And finally, thanks and congratulations to our friends at the other blog site nominees, Villainesse and The Pantograph Punch. We do different things in different ways, but it felt nice to be there alongside positive ventures. I think we've well and truly broken through some stultifying conventions about what blogs are.
Update: I've received the comments from the judges, Deborah Hill Cone and Bill Ralston. They're touching and gratifying:
With Public Address Russell Brown inspires hope the internet can be deep as well as fast. He should feel proud he has created a unique and meaningful community with a compelling voice that demands to be heard, not by shrieking loudly but by talking thoughtfully.
For an online entity, Public Address retains a surprisingly quirky and organic personality. Readers are left in no doubt this is an enterprise which is authentic and wholehearted, not dreamt up in a corporate focus group. The writing is classy but fierce, bringing clarity to topics as varied as racism, footpaths and eczema.
Public Address is a place to read something that means something.
And after all that, we have a TV show to record this evening. The SpinOff's publisher Duncan Greive will be grilled until he reveals his secret sauce.
Also, we'll look at a story – the crisis around housing and homelessness – in which public service media have taken the lead, with Newshub's Mike Wesley-Smith and Louisa Wall MP. And we'll turn our attention to the strange and unnerving spectacle of the US presidential elections with Jennifer Curtin and John Dybvig.

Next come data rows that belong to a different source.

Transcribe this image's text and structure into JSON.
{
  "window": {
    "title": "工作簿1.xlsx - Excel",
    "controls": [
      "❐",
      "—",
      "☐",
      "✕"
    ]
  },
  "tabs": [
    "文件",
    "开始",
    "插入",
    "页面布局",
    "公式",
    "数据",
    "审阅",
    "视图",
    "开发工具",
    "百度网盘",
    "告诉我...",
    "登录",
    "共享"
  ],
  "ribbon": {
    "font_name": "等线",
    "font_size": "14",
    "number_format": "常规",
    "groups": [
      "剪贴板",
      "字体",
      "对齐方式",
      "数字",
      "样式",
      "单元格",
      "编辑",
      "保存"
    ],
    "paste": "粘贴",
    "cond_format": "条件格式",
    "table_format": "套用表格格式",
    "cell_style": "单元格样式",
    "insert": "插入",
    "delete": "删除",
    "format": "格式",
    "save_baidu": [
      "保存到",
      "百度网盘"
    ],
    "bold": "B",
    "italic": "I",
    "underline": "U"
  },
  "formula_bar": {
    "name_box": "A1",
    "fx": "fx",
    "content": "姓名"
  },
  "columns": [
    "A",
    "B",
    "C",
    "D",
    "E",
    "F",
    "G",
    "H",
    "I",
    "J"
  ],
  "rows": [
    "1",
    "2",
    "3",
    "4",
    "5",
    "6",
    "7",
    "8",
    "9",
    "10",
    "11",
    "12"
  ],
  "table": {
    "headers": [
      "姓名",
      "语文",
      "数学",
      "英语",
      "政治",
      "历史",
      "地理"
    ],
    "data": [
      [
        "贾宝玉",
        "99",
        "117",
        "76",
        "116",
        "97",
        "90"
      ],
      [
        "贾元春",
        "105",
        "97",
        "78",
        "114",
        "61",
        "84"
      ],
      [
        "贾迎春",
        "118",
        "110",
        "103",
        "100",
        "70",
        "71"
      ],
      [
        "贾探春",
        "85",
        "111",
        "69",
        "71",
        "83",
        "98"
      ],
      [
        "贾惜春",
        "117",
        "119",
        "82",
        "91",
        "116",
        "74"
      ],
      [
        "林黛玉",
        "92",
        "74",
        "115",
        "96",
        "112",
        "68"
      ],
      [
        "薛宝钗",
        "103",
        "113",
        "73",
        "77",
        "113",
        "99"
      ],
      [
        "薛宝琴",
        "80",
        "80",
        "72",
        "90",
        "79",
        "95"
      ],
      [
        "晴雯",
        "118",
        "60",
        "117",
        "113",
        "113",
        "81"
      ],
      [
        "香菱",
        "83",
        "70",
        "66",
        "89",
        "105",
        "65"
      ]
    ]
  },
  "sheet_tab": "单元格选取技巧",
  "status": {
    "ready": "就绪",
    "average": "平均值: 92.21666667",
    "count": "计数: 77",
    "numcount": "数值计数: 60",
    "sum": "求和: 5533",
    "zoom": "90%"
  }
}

If you'd like to join us for the recording of Media Take – and you only have another month before we're all on the street looking for work – come to TVNZ at 5.45pm today.